The formula is simple:

**U1:R1=U2:R2**

60:13=640:X

X=13×640/60

X=138.66

Therefore, the resistance that has to be inserted in line is around 140R. I suggest to insert a trimmer (VR1) of around 200R, to fine trim the reading when calibrating the instrument. Using your favorite drawing software, design your scale to your likings, (at least 20A for the full scale) and insert it in the instrument you have. Due to the many requests for the PCB Layout, I have included the design here. The exact dimensions of the pcb are 160x100mm. Please remember, that the pcb has to be printed as a mirror image, to obtain higher quality when transferring it to the copper side of the board.

Wish you a good time.

Bob

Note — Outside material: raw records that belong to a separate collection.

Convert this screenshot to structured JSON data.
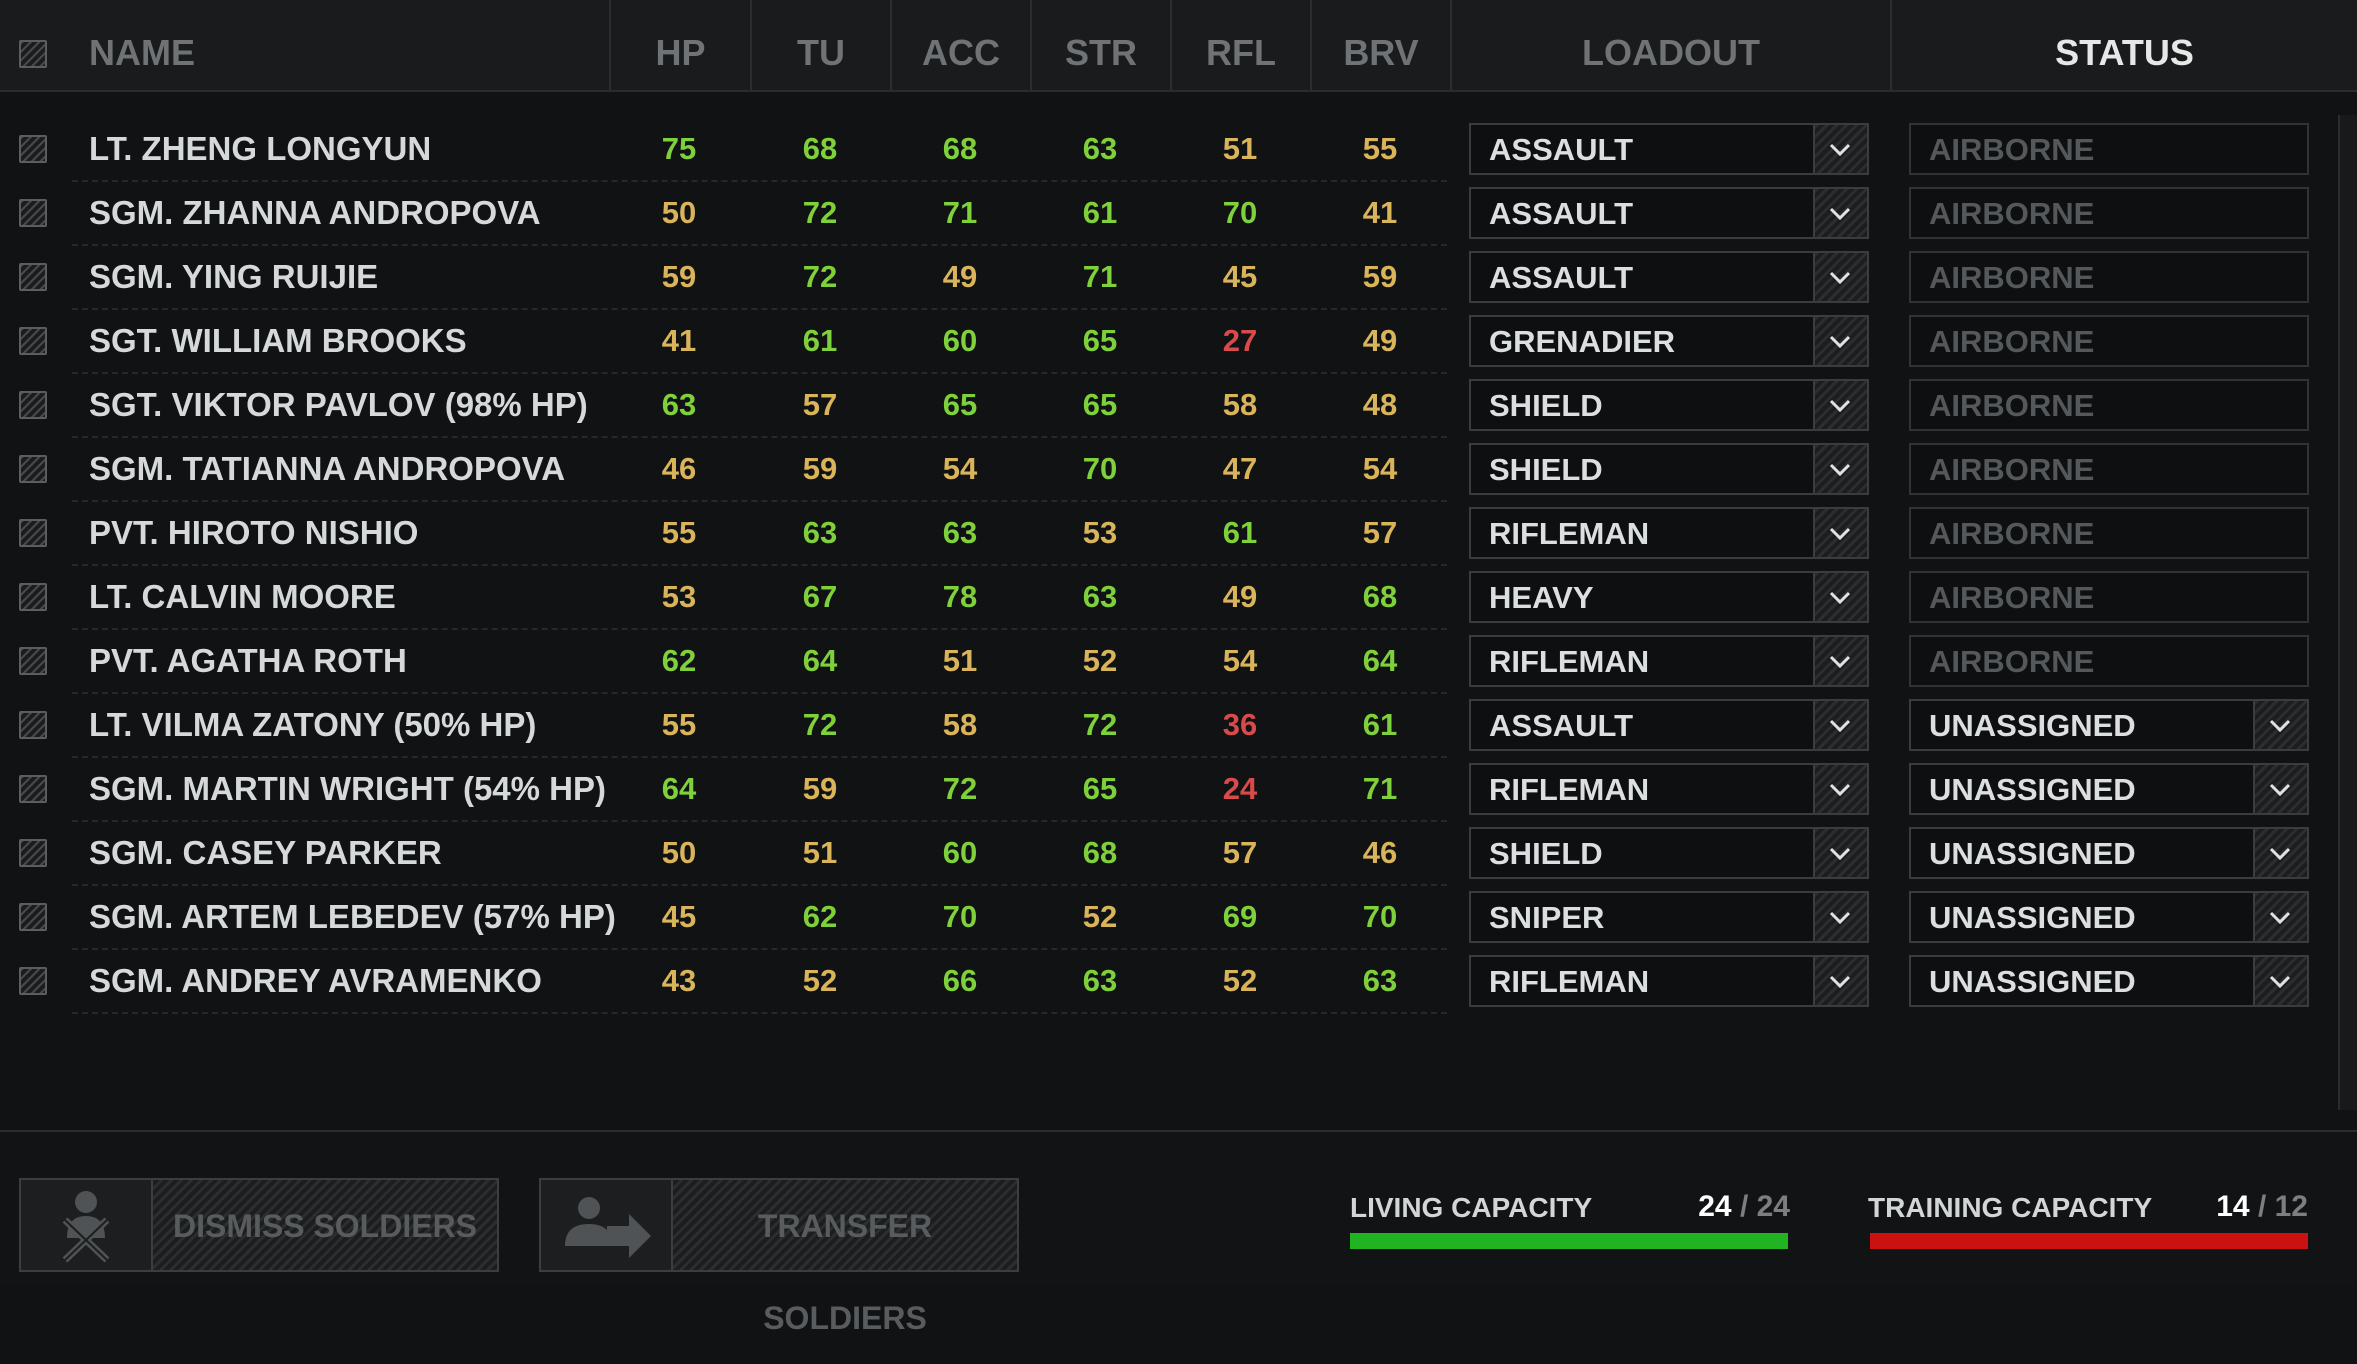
{
  "header": {
    "name": "NAME",
    "columns": [
      "HP",
      "TU",
      "ACC",
      "STR",
      "RFL",
      "BRV"
    ],
    "loadout": "LOADOUT",
    "status": "STATUS"
  },
  "colors": {
    "high": "#7fd13c",
    "mid": "#d9b45b",
    "low": "#d94a4a",
    "capacity_ok": "#22b322",
    "capacity_over": "#cc1111"
  },
  "soldiers": [
    {
      "name": "LT. ZHENG LONGYUN",
      "stats": [
        75,
        68,
        68,
        63,
        51,
        55
      ],
      "loadout": "ASSAULT",
      "status": "AIRBORNE"
    },
    {
      "name": "SGM. ZHANNA ANDROPOVA",
      "stats": [
        50,
        72,
        71,
        61,
        70,
        41
      ],
      "loadout": "ASSAULT",
      "status": "AIRBORNE"
    },
    {
      "name": "SGM. YING RUIJIE",
      "stats": [
        59,
        72,
        49,
        71,
        45,
        59
      ],
      "loadout": "ASSAULT",
      "status": "AIRBORNE"
    },
    {
      "name": "SGT. WILLIAM BROOKS",
      "stats": [
        41,
        61,
        60,
        65,
        27,
        49
      ],
      "loadout": "GRENADIER",
      "status": "AIRBORNE"
    },
    {
      "name": "SGT. VIKTOR PAVLOV (98% HP)",
      "stats": [
        63,
        57,
        65,
        65,
        58,
        48
      ],
      "loadout": "SHIELD",
      "status": "AIRBORNE"
    },
    {
      "name": "SGM. TATIANNA ANDROPOVA",
      "stats": [
        46,
        59,
        54,
        70,
        47,
        54
      ],
      "loadout": "SHIELD",
      "status": "AIRBORNE"
    },
    {
      "name": "PVT. HIROTO NISHIO",
      "stats": [
        55,
        63,
        63,
        53,
        61,
        57
      ],
      "loadout": "RIFLEMAN",
      "status": "AIRBORNE"
    },
    {
      "name": "LT. CALVIN MOORE",
      "stats": [
        53,
        67,
        78,
        63,
        49,
        68
      ],
      "loadout": "HEAVY",
      "status": "AIRBORNE"
    },
    {
      "name": "PVT. AGATHA ROTH",
      "stats": [
        62,
        64,
        51,
        52,
        54,
        64
      ],
      "loadout": "RIFLEMAN",
      "status": "AIRBORNE"
    },
    {
      "name": "LT. VILMA ZATONY (50% HP)",
      "stats": [
        55,
        72,
        58,
        72,
        36,
        61
      ],
      "loadout": "ASSAULT",
      "status": "UNASSIGNED"
    },
    {
      "name": "SGM. MARTIN WRIGHT (54% HP)",
      "stats": [
        64,
        59,
        72,
        65,
        24,
        71
      ],
      "loadout": "RIFLEMAN",
      "status": "UNASSIGNED"
    },
    {
      "name": "SGM. CASEY PARKER",
      "stats": [
        50,
        51,
        60,
        68,
        57,
        46
      ],
      "loadout": "SHIELD",
      "status": "UNASSIGNED"
    },
    {
      "name": "SGM. ARTEM LEBEDEV (57% HP)",
      "stats": [
        45,
        62,
        70,
        52,
        69,
        70
      ],
      "loadout": "SNIPER",
      "status": "UNASSIGNED"
    },
    {
      "name": "SGM. ANDREY AVRAMENKO",
      "stats": [
        43,
        52,
        66,
        63,
        52,
        63
      ],
      "loadout": "RIFLEMAN",
      "status": "UNASSIGNED"
    }
  ],
  "footer": {
    "dismiss_label": "DISMISS SOLDIERS",
    "transfer_label": "TRANSFER SOLDIERS",
    "living": {
      "label": "LIVING CAPACITY",
      "current": "24",
      "sep": "/",
      "max": "24"
    },
    "training": {
      "label": "TRAINING CAPACITY",
      "current": "14",
      "sep": "/",
      "max": "12"
    }
  }
}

Bob, what on earth has D2 & R3 got to do with Q4? For a start, there is no D2 in the circuit! And where is the diagram 2 [“The diagram 2 will show that for 5 Amps the Uz1 should be 5V6, and for 20Amps around 9V6.”] you refer to?

It’s a good circuit but its description needs some serious editing so that it may be far more easily understood by those who may wish to build it some time.

Cheers for now, Gundeep